**TASK TO COMPLETE:** Retype the listing that follows without a single change.

**TASK INPUT:**
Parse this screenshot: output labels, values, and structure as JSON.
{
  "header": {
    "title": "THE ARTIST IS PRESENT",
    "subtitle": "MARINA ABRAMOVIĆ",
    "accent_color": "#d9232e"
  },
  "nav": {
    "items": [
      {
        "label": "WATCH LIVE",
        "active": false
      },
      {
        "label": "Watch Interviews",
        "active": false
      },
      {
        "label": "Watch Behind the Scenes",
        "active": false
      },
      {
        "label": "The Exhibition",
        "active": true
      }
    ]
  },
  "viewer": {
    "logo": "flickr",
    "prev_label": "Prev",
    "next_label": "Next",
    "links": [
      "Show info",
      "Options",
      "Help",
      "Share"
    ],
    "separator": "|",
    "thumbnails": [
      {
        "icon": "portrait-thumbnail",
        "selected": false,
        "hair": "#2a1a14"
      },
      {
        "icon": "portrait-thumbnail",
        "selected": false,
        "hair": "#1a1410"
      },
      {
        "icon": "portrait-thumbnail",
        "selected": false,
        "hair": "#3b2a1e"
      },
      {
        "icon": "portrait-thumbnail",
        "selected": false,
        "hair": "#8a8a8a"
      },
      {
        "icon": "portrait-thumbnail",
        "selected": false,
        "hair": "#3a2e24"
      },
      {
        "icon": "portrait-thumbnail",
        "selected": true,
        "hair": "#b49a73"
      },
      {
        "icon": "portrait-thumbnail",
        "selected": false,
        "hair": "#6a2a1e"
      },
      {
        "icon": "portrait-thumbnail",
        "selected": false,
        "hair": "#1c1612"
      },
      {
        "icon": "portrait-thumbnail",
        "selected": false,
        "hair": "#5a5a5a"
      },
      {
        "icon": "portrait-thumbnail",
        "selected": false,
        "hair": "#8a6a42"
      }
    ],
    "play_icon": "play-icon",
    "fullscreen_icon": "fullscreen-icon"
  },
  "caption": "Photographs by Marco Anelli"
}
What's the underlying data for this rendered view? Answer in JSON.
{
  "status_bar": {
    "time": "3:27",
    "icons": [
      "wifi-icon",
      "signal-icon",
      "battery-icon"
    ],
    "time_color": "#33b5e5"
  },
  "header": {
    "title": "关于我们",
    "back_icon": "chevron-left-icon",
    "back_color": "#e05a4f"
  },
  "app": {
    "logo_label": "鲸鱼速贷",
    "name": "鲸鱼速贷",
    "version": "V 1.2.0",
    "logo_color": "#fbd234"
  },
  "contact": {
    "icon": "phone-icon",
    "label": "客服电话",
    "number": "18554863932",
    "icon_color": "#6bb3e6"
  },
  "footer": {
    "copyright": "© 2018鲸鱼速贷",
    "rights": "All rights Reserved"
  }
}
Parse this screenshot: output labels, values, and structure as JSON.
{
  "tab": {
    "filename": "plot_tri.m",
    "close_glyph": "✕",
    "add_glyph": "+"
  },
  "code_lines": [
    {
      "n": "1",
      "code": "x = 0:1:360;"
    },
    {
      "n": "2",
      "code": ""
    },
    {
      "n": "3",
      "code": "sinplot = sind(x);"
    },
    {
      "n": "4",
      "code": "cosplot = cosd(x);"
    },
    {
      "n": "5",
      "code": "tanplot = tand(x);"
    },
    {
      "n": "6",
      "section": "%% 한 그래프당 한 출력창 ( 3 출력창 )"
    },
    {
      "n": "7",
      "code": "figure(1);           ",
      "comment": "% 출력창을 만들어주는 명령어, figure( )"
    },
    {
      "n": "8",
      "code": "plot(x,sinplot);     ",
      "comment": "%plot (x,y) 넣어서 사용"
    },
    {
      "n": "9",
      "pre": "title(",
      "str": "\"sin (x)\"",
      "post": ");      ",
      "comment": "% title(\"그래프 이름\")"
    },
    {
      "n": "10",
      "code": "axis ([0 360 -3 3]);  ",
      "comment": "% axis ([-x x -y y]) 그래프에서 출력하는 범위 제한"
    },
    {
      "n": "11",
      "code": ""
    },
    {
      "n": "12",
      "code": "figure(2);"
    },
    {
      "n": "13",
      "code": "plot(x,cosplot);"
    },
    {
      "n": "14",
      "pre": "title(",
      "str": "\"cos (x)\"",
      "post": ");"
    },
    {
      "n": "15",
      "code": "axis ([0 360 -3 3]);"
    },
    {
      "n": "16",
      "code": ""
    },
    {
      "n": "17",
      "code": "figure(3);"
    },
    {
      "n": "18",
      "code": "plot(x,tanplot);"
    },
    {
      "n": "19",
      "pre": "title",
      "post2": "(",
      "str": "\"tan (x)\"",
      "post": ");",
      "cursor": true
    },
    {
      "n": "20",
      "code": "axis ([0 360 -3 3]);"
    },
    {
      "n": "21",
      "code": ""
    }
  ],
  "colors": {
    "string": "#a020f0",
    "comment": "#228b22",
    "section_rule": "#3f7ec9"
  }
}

**EXERCISE ANSWER:**
Parse this screenshot: output labels, values, and structure as JSON.
{
  "header": {
    "title": "THE ARTIST IS PRESENT",
    "subtitle": "MARINA ABRAMOVIĆ",
    "accent_color": "#d9232e"
  },
  "nav": {
    "items": [
      {
        "label": "WATCH LIVE",
        "active": false
      },
      {
        "label": "Watch Interviews",
        "active": false
      },
      {
        "label": "Watch Behind the Scenes",
        "active": false
      },
      {
        "label": "The Exhibition",
        "active": true
      }
    ]
  },
  "viewer": {
    "logo": "flickr",
    "prev_label": "Prev",
    "next_label": "Next",
    "links": [
      "Show info",
      "Options",
      "Help",
      "Share"
    ],
    "separator": "|",
    "thumbnails": [
      {
        "icon": "portrait-thumbnail",
        "selected": false,
        "hair": "#2a1a14"
      },
      {
        "icon": "portrait-thumbnail",
        "selected": false,
        "hair": "#1a1410"
      },
      {
        "icon": "portrait-thumbnail",
        "selected": false,
        "hair": "#3b2a1e"
      },
      {
        "icon": "portrait-thumbnail",
        "selected": false,
        "hair": "#8a8a8a"
      },
      {
        "icon": "portrait-thumbnail",
        "selected": false,
        "hair": "#3a2e24"
      },
      {
        "icon": "portrait-thumbnail",
        "selected": true,
        "hair": "#b49a73"
      },
      {
        "icon": "portrait-thumbnail",
        "selected": false,
        "hair": "#6a2a1e"
      },
      {
        "icon": "portrait-thumbnail",
        "selected": false,
        "hair": "#1c1612"
      },
      {
        "icon": "portrait-thumbnail",
        "selected": false,
        "hair": "#5a5a5a"
      },
      {
        "icon": "portrait-thumbnail",
        "selected": false,
        "hair": "#8a6a42"
      }
    ],
    "play_icon": "play-icon",
    "fullscreen_icon": "fullscreen-icon"
  },
  "caption": "Photographs by Marco Anelli"
}
What's the underlying data for this rendered view? Answer in JSON.
{
  "status_bar": {
    "time": "3:27",
    "icons": [
      "wifi-icon",
      "signal-icon",
      "battery-icon"
    ],
    "time_color": "#33b5e5"
  },
  "header": {
    "title": "关于我们",
    "back_icon": "chevron-left-icon",
    "back_color": "#e05a4f"
  },
  "app": {
    "logo_label": "鲸鱼速贷",
    "name": "鲸鱼速贷",
    "version": "V 1.2.0",
    "logo_color": "#fbd234"
  },
  "contact": {
    "icon": "phone-icon",
    "label": "客服电话",
    "number": "18554863932",
    "icon_color": "#6bb3e6"
  },
  "footer": {
    "copyright": "© 2018鲸鱼速贷",
    "rights": "All rights Reserved"
  }
}
Parse this screenshot: output labels, values, and structure as JSON.
{
  "tab": {
    "filename": "plot_tri.m",
    "close_glyph": "✕",
    "add_glyph": "+"
  },
  "code_lines": [
    {
      "n": "1",
      "code": "x = 0:1:360;"
    },
    {
      "n": "2",
      "code": ""
    },
    {
      "n": "3",
      "code": "sinplot = sind(x);"
    },
    {
      "n": "4",
      "code": "cosplot = cosd(x);"
    },
    {
      "n": "5",
      "code": "tanplot = tand(x);"
    },
    {
      "n": "6",
      "section": "%% 한 그래프당 한 출력창 ( 3 출력창 )"
    },
    {
      "n": "7",
      "code": "figure(1);           ",
      "comment": "% 출력창을 만들어주는 명령어, figure( )"
    },
    {
      "n": "8",
      "code": "plot(x,sinplot);     ",
      "comment": "%plot (x,y) 넣어서 사용"
    },
    {
      "n": "9",
      "pre": "title(",
      "str": "\"sin (x)\"",
      "post": ");      ",
      "comment": "% title(\"그래프 이름\")"
    },
    {
      "n": "10",
      "code": "axis ([0 360 -3 3]);  ",
      "comment": "% axis ([-x x -y y]) 그래프에서 출력하는 범위 제한"
    },
    {
      "n": "11",
      "code": ""
    },
    {
      "n": "12",
      "code": "figure(2);"
    },
    {
      "n": "13",
      "code": "plot(x,cosplot);"
    },
    {
      "n": "14",
      "pre": "title(",
      "str": "\"cos (x)\"",
      "post": ");"
    },
    {
      "n": "15",
      "code": "axis ([0 360 -3 3]);"
    },
    {
      "n": "16",
      "code": ""
    },
    {
      "n": "17",
      "code": "figure(3);"
    },
    {
      "n": "18",
      "code": "plot(x,tanplot);"
    },
    {
      "n": "19",
      "pre": "title",
      "post2": "(",
      "str": "\"tan (x)\"",
      "post": ");",
      "cursor": true
    },
    {
      "n": "20",
      "code": "axis ([0 360 -3 3]);"
    },
    {
      "n": "21",
      "code": ""
    }
  ],
  "colors": {
    "string": "#a020f0",
    "comment": "#228b22",
    "section_rule": "#3f7ec9"
  }
}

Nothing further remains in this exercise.